◆ **Your assignment**
Please output every entry below precisely as written.

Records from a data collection
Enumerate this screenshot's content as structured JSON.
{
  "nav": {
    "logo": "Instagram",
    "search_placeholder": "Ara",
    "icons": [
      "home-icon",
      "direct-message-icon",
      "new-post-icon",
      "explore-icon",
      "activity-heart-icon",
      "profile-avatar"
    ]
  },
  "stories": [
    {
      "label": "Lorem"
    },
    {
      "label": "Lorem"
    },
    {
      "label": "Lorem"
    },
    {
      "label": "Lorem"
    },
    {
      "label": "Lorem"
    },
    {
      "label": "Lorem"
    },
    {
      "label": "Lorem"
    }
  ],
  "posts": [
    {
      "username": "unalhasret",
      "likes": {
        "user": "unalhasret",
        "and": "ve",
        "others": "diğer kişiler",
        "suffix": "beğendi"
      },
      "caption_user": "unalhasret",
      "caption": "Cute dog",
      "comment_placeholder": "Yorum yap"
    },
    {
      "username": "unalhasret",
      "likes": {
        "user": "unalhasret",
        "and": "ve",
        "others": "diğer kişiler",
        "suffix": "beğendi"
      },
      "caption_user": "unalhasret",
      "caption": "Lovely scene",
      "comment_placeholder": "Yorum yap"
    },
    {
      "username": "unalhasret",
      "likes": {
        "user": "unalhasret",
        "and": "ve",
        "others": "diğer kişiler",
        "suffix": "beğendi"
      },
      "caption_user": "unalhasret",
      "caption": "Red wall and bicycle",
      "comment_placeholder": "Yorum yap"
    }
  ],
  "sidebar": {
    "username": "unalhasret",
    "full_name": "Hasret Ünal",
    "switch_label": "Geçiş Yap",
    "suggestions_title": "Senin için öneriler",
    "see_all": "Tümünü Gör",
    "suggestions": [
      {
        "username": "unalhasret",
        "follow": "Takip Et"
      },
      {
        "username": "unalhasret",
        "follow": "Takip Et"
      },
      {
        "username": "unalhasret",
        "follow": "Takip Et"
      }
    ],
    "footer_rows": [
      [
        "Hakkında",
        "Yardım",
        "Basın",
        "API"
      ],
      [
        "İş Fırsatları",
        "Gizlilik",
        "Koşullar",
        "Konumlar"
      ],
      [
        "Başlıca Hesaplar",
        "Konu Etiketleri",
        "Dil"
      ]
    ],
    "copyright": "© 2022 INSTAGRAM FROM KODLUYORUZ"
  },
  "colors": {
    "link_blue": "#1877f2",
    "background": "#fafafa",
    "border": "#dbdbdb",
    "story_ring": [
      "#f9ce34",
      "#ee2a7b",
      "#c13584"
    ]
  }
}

◆ **Expected output**
Enumerate this screenshot's content as structured JSON.
{
  "nav": {
    "logo": "Instagram",
    "search_placeholder": "Ara",
    "icons": [
      "home-icon",
      "direct-message-icon",
      "new-post-icon",
      "explore-icon",
      "activity-heart-icon",
      "profile-avatar"
    ]
  },
  "stories": [
    {
      "label": "Lorem"
    },
    {
      "label": "Lorem"
    },
    {
      "label": "Lorem"
    },
    {
      "label": "Lorem"
    },
    {
      "label": "Lorem"
    },
    {
      "label": "Lorem"
    },
    {
      "label": "Lorem"
    }
  ],
  "posts": [
    {
      "username": "unalhasret",
      "likes": {
        "user": "unalhasret",
        "and": "ve",
        "others": "diğer kişiler",
        "suffix": "beğendi"
      },
      "caption_user": "unalhasret",
      "caption": "Cute dog",
      "comment_placeholder": "Yorum yap"
    },
    {
      "username": "unalhasret",
      "likes": {
        "user": "unalhasret",
        "and": "ve",
        "others": "diğer kişiler",
        "suffix": "beğendi"
      },
      "caption_user": "unalhasret",
      "caption": "Lovely scene",
      "comment_placeholder": "Yorum yap"
    },
    {
      "username": "unalhasret",
      "likes": {
        "user": "unalhasret",
        "and": "ve",
        "others": "diğer kişiler",
        "suffix": "beğendi"
      },
      "caption_user": "unalhasret",
      "caption": "Red wall and bicycle",
      "comment_placeholder": "Yorum yap"
    }
  ],
  "sidebar": {
    "username": "unalhasret",
    "full_name": "Hasret Ünal",
    "switch_label": "Geçiş Yap",
    "suggestions_title": "Senin için öneriler",
    "see_all": "Tümünü Gör",
    "suggestions": [
      {
        "username": "unalhasret",
        "follow": "Takip Et"
      },
      {
        "username": "unalhasret",
        "follow": "Takip Et"
      },
      {
        "username": "unalhasret",
        "follow": "Takip Et"
      }
    ],
    "footer_rows": [
      [
        "Hakkında",
        "Yardım",
        "Basın",
        "API"
      ],
      [
        "İş Fırsatları",
        "Gizlilik",
        "Koşullar",
        "Konumlar"
      ],
      [
        "Başlıca Hesaplar",
        "Konu Etiketleri",
        "Dil"
      ]
    ],
    "copyright": "© 2022 INSTAGRAM FROM KODLUYORUZ"
  },
  "colors": {
    "link_blue": "#1877f2",
    "background": "#fafafa",
    "border": "#dbdbdb",
    "story_ring": [
      "#f9ce34",
      "#ee2a7b",
      "#c13584"
    ]
  }
}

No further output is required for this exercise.